hassued andits leader, Kelcy Warren, over a March privateoffering that Williams said threatens the merger agreementbetween the two pipeline majors.
Williams filed a lawsuit against ETE in the Delaware Courtof Chancery seeking to unwind ETE's offering of series A convertiblepreferred units. Separately, Williams sued Warren inthe district court of Dallas County, Texas, for "tortious, orwrongful, interference" with the merger agreement between Williams andETE, executed in September 2015.
Williams' board said it is unanimously committed to enforcingits rights under the merger agreement and to delivering the benefits of themerger agreement to its stockholders. "ETE has no basis to avoid itsobligations under the merger agreement," the board said in an April 6 newsrelease.
The Tulsa-based pipeline operator said it reviewed ETE'sprivate offering and "concluded it is a breach of the mergeragreement," according to the statement. "Among other things, theoffering provides select ETE investors with preferential treatment on ETEdistributions."
The lawsuits are meant to protect the interests of Williams'stockholders and ensure that they receive the consideration they are entitledto under the agreement, according to the board.
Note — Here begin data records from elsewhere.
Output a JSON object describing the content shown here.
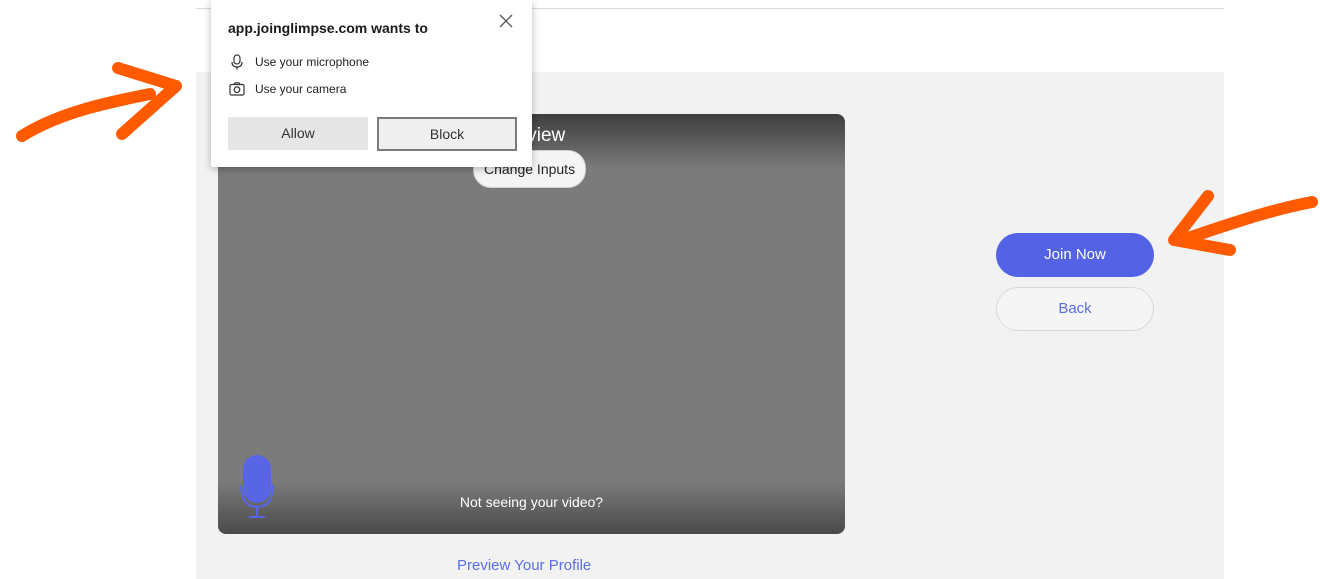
{
  "permission_popup": {
    "title": "app.joinglimpse.com wants to",
    "items": [
      {
        "label": "Use your microphone",
        "icon": "microphone-icon"
      },
      {
        "label": "Use your camera",
        "icon": "camera-icon"
      }
    ],
    "allow_label": "Allow",
    "block_label": "Block",
    "close_icon": "close-icon"
  },
  "preview": {
    "title": "Preview",
    "change_inputs_label": "Change Inputs",
    "not_seeing_label": "Not seeing your video?",
    "mic_icon": "microphone-icon"
  },
  "actions": {
    "join_label": "Join Now",
    "back_label": "Back"
  },
  "profile_link": "Preview Your Profile",
  "annotations": {
    "arrow_color": "#ff5a00"
  },
  "colors": {
    "accent": "#5462e6",
    "link": "#5b6fe0",
    "panel_bg": "#f2f2f2"
  }
}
"Williams remains committed to working with ETE toensure the financial strength of the combined company, provided that all ETEand Williams investors are treated fairly and equitably," the statementsaid.
Williams said it remains committed to mailing the proxystatement and holding the stockholder vote to close the deal as soon aspossible. The transaction is expected to close during the second quarter, andintegration planning is already underway.
EnergyTransfer said the offering, completed March 8, would free up cash to supportits family of partnerships and offer protection to participating unit holdersfrom any distribution cut affecting common units. The offering could not bepublic because Williams would not cooperate on a registration statement, whichanalysts highlighted as a sign of the frosty relationship between the twoparties.
Theprivate offering wound up as a work-around to the setback because a privateoffering is not subject to SEC rules requiring the consent of Williams'accounting firm.
Underthe offering, participating unit holders would forgo a portion of futuredistributions on participating common units for nine fiscal quarters, startingwith the quarter ended March 31. The current ETE distribution is 28.5 cents perunit.
Holdersof the convertible units are to receive 11 cents per unit of ETE's distributioneach quarter, with the convertible units accruing 17.5 cents per quarter, thesame amount the participating holders are forgoing of ETE's distribution as itstands now. Those units then convert back to common units at a conversion priceof $6.56.
If theconversation date is in May 2018 and the Williams deal closes in the secondquarter, Jefferies LLC analysts estimated, each convertible unit will equate toabout 0.24 ETE common unit.
About31.5% of outstanding common units are participating, ETE said, adding thatWarren enrolled "substantially all" of his common units. He wasissued 187,313,942 convertible units of the 329,299,267 participation total.